these circumstances it appeared to be my duty to face the responsibility of carrying it out, rather than to yield wholly to self-distrust. It seemed right to make an effort that might in some measure express my sense of that loyalty towards the Bishop which, unchilled by years of separation, seemed to acquire a yet brighter glow when no renewal of earthly intercourse could be looked for. Thus the work of compiling the greater part of the following pages passed unavoidably and almost insensibly into my hands. In discharging this trust, my aim has been to make the Bishop's words the record, as far as possible, of his mind and work, and to introduce supplementary matter only as the framework of his journals and letters, or as links of connexion or explanation. Some subjects and incidents seemed to demand a closer and more concentrated treatment than isolated letters could supply. In all such cases I have desired faithfully to exhibit, in a more expanded narrative, my husband's sentiments and motives of action so far as these could be drawn from a large amount of public and private correspondence and from my own knowledge of his character.

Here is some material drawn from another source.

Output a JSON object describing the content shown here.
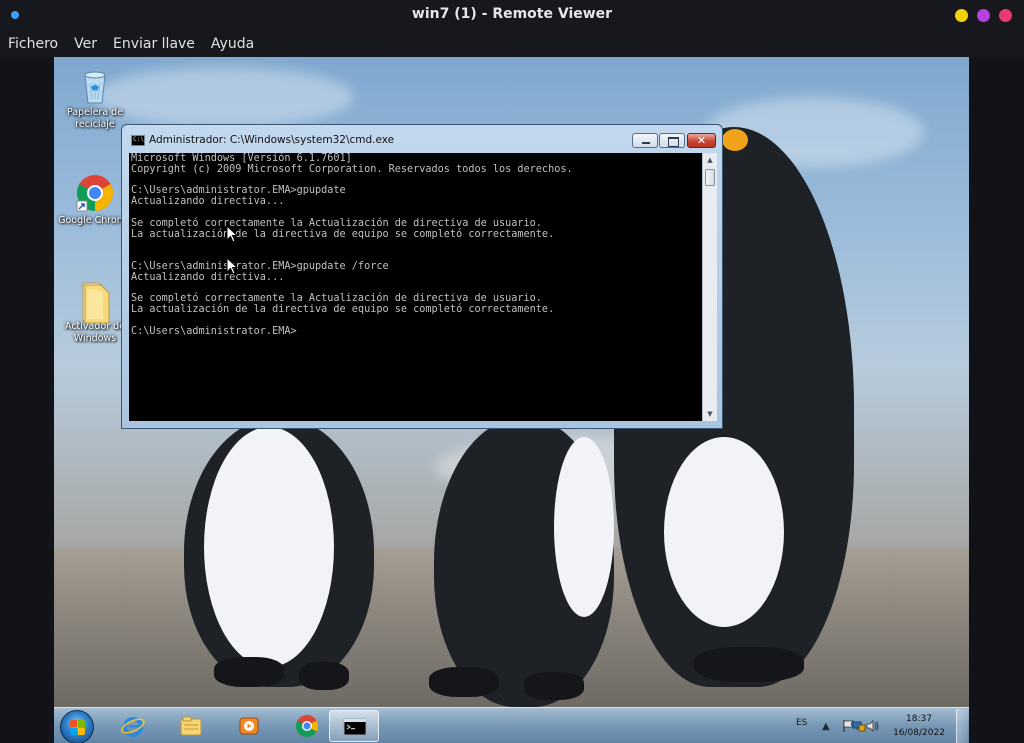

I have to acknowledge obligations to various sources whence materials have been derived. I am much indebted to Lord Lawrence who, as Viceroy, permitted me to have the use of the ecclesiastical correspondence with the Government of India; to private friends in Calcutta, who undertook to superintend the tedious labour of copying the large official correspondence left in Bishop's Palace; and to many others, both in India and England, who have contributed a large collection of the Bishop's more private letters. I lie under an obligation of a different kind to Professor Cowell and the Rev. J. N. Simpkinson, who furnished respectively a brief sketch of
the Calcutta University, and a review of the Bishop's second charge. Except for aid in these two instances, most kindly rendered, and by myself gratefully appreciated, the work has derived scarcely any advantage from the direct assistance of others. If I abstain from a more specific acknowledgment of some valued criticism on one or more isolated sections, it is because I desire to bear the undivided responsibility of blemishes and deficiencies of which I am fully conscious.
S. A. C.